WHAT TO WORK ON: Collect every line in the records below that contains the word "data".
++++++++++++++++++++
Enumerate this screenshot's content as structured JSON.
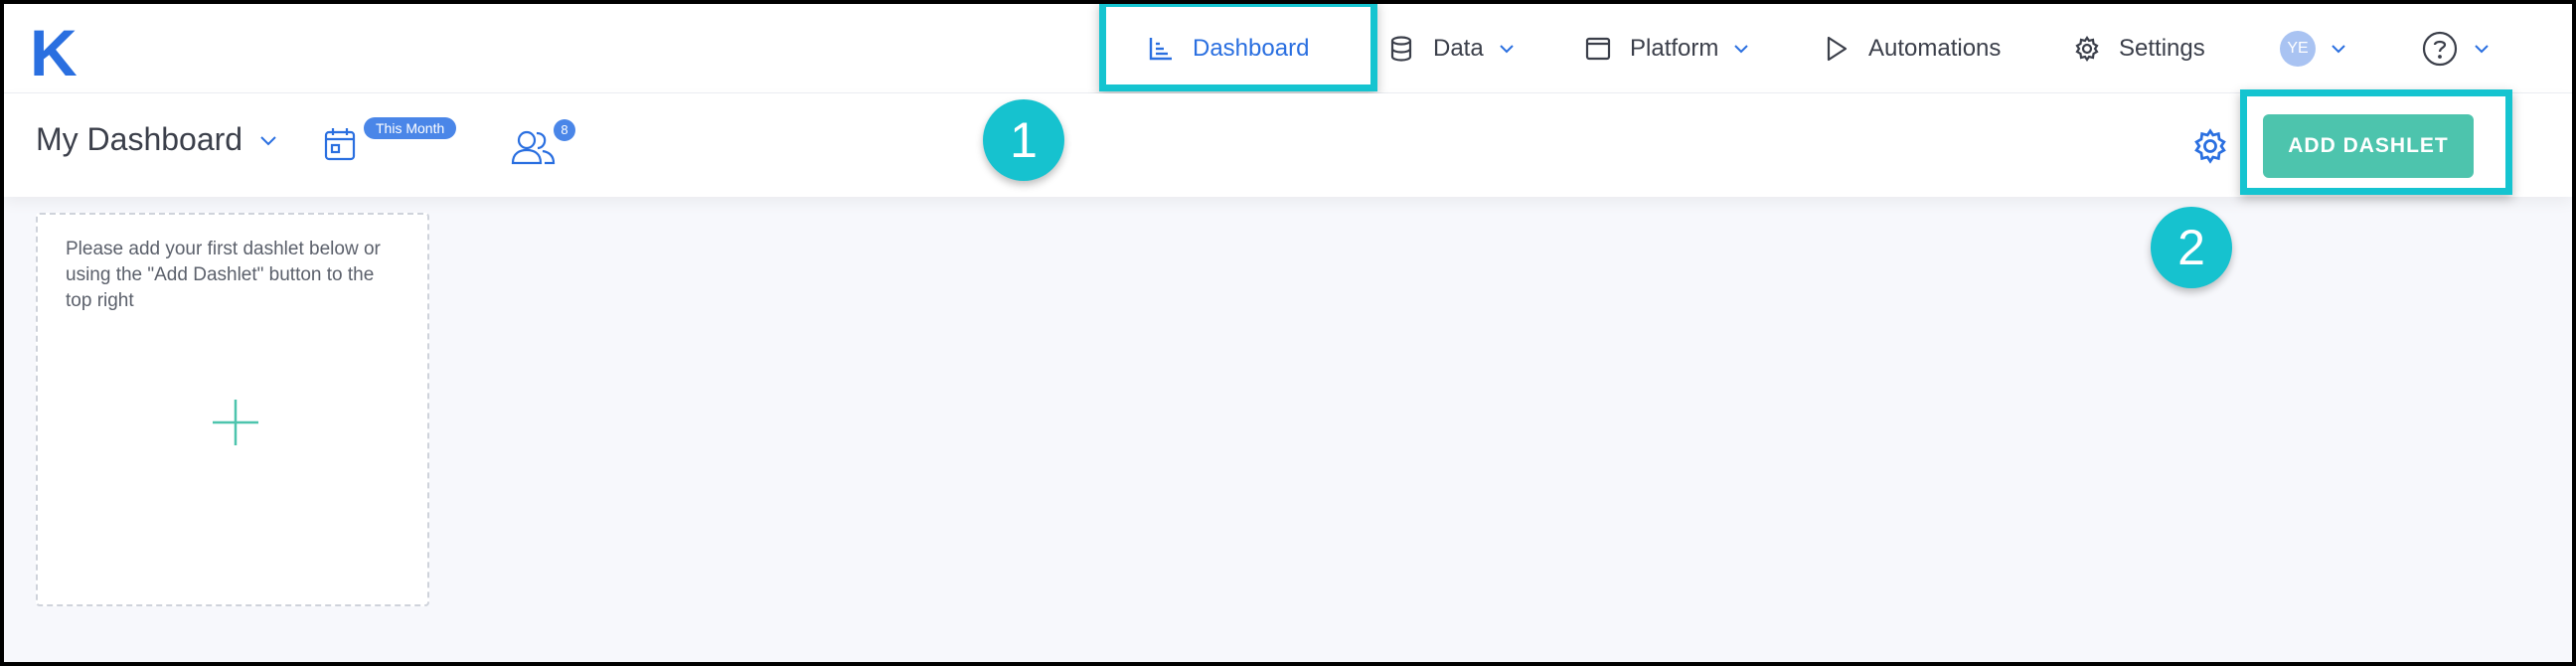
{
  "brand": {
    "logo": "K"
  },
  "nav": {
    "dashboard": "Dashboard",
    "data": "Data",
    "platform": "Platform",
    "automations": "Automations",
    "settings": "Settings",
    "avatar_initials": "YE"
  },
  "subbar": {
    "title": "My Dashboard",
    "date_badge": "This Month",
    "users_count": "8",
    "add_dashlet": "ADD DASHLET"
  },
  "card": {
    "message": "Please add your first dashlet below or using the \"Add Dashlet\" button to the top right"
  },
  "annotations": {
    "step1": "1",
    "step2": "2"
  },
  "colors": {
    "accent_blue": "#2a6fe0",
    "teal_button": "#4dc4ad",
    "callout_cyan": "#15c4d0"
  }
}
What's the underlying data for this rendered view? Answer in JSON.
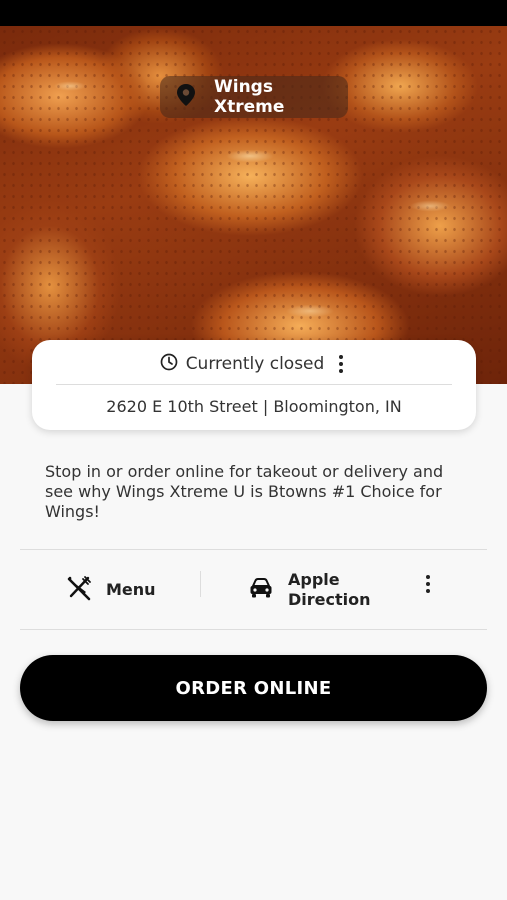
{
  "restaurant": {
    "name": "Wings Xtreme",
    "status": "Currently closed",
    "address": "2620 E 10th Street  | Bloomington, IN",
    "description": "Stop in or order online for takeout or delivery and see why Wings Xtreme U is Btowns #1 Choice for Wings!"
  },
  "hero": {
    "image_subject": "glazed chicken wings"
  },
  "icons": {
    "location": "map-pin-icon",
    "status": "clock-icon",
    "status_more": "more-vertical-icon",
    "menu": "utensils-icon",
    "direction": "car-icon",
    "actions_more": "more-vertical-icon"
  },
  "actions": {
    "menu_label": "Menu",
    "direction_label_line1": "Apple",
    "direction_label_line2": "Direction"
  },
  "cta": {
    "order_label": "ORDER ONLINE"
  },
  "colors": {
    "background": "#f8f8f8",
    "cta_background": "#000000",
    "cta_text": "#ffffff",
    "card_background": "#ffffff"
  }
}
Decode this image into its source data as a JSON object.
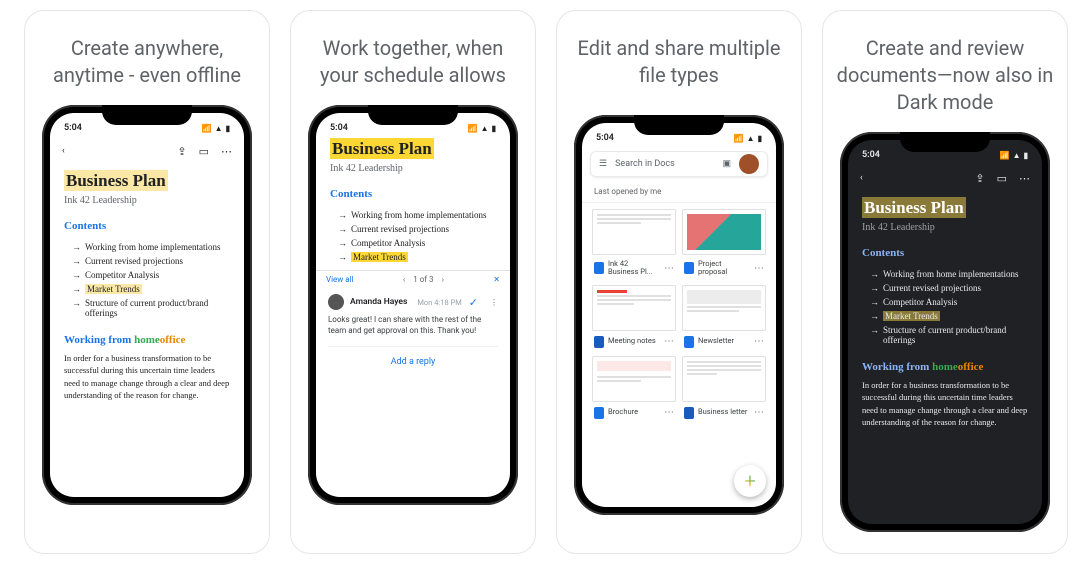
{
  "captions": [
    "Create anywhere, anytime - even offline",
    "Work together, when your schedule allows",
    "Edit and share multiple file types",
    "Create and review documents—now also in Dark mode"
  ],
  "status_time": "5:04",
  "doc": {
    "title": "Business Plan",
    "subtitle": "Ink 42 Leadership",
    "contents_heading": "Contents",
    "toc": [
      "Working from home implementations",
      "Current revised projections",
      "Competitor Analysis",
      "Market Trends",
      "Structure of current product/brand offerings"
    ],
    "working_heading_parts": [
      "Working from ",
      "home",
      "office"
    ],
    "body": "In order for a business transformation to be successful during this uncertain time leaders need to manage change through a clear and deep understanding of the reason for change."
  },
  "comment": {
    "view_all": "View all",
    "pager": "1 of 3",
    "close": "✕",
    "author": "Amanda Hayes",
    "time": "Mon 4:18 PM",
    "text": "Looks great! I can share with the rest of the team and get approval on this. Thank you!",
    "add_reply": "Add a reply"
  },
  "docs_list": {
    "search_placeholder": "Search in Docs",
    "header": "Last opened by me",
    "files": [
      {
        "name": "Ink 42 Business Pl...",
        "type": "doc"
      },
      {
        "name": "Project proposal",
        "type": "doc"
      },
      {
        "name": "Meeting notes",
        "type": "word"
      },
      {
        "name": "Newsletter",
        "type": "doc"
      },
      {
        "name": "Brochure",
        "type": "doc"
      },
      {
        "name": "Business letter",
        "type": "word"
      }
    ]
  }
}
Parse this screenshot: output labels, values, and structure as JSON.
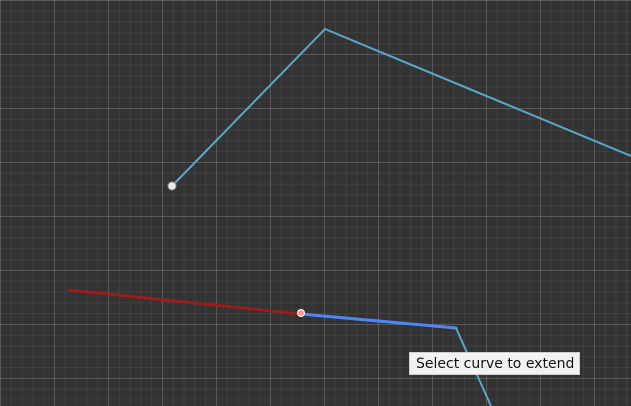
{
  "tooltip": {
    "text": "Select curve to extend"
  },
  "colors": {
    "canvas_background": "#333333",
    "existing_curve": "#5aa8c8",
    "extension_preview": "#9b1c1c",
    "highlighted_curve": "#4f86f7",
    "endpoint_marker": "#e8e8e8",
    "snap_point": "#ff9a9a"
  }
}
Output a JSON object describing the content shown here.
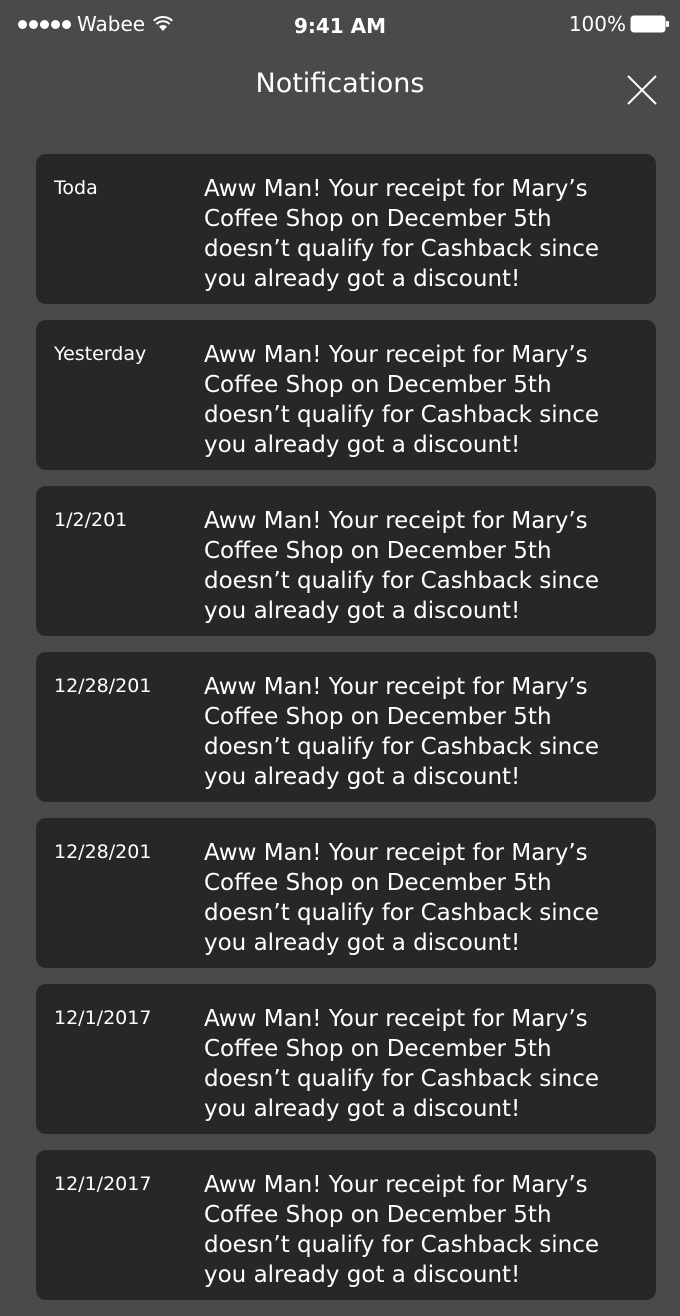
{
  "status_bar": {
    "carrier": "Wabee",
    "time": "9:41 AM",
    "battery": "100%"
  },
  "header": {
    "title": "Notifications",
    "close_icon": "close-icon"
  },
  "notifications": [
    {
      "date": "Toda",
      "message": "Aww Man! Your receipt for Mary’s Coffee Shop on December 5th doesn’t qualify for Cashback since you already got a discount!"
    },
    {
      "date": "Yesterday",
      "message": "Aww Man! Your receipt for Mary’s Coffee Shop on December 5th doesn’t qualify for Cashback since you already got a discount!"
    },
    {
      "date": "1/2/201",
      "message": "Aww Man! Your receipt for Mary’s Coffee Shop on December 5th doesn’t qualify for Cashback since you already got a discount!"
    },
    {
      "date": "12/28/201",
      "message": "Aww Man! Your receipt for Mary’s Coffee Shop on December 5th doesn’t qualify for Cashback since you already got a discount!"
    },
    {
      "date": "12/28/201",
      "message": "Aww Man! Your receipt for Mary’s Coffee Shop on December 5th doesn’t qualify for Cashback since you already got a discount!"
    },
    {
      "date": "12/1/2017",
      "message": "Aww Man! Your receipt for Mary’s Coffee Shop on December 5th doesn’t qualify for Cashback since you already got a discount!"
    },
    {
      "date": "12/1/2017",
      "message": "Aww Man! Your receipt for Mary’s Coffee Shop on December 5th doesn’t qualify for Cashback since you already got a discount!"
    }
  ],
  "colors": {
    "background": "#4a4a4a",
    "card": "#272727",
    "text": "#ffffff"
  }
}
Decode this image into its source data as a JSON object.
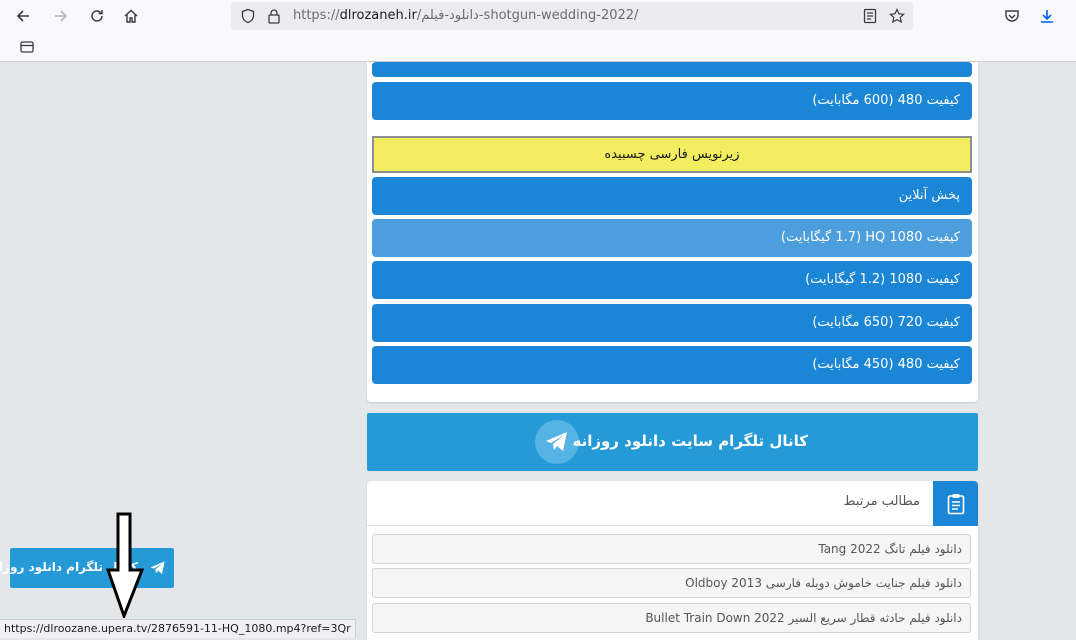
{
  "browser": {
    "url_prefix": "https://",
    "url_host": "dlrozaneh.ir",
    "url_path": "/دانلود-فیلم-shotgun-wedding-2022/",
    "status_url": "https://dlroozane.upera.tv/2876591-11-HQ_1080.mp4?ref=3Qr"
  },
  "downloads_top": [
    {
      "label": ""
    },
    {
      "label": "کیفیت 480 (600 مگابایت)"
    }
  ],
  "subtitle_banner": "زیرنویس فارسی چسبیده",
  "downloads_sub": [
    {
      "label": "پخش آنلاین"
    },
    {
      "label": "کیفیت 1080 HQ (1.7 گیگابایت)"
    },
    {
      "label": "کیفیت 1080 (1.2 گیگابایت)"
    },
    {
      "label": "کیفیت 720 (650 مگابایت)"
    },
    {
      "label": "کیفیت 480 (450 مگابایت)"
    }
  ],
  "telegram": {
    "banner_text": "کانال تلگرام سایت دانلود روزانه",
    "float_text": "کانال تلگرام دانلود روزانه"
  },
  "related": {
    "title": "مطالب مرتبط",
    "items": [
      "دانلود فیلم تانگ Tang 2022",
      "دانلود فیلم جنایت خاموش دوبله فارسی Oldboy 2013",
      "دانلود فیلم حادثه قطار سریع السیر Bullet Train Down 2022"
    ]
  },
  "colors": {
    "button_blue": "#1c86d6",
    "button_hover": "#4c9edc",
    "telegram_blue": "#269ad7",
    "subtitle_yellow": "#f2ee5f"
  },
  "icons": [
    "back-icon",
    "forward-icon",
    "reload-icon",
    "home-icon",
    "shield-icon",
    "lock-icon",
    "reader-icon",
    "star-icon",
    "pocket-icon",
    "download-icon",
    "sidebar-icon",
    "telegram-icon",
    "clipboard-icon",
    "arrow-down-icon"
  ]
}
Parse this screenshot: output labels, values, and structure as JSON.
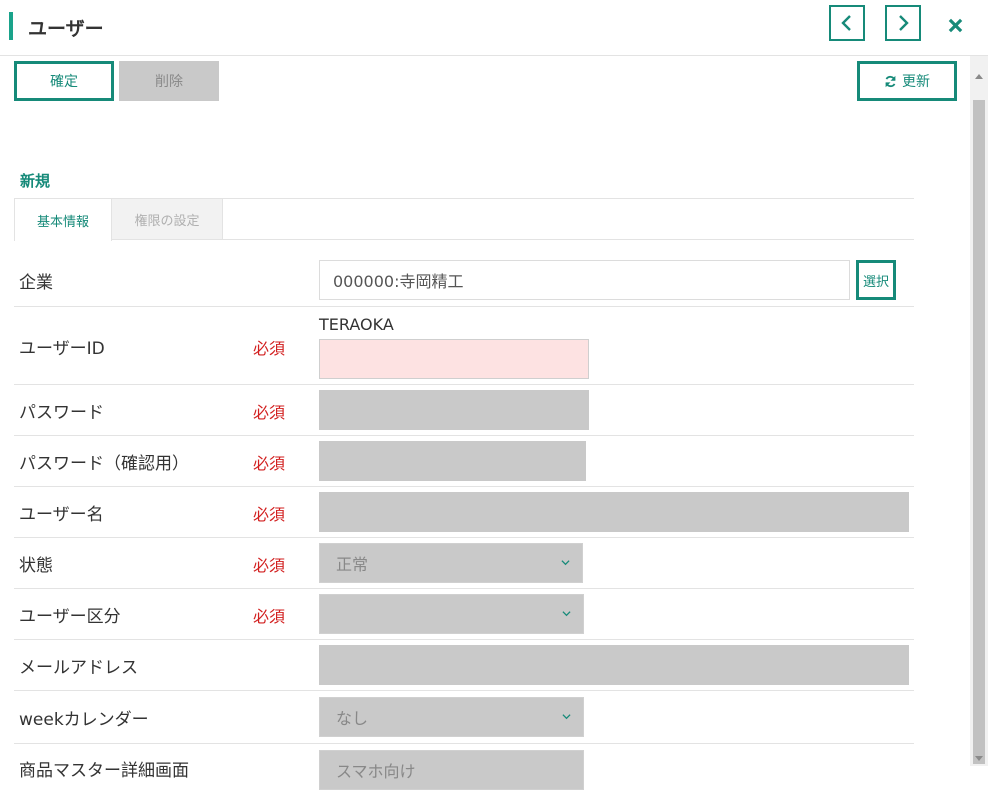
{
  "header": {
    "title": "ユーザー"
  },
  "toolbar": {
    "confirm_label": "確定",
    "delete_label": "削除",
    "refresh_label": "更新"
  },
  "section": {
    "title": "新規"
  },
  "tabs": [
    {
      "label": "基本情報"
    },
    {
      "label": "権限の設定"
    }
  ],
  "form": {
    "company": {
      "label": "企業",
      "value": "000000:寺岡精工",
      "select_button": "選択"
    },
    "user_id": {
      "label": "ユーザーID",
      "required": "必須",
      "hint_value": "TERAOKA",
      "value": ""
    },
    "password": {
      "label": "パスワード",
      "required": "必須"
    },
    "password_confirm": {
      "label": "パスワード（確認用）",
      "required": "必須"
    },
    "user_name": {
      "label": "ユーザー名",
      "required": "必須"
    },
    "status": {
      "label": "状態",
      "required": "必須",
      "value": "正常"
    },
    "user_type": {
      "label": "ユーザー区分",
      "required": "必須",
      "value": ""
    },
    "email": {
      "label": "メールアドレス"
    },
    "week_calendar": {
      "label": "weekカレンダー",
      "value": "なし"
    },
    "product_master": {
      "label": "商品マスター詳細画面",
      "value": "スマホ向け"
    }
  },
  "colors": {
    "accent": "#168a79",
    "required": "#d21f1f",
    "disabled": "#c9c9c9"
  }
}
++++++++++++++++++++
RESPONSE TO THE TASK:
    "data": "Data",
What's the underlying data for this rendered view? Answer in JSON.
Decode this image into its source data as a JSON object.
Decode this image into its source data as a JSON object.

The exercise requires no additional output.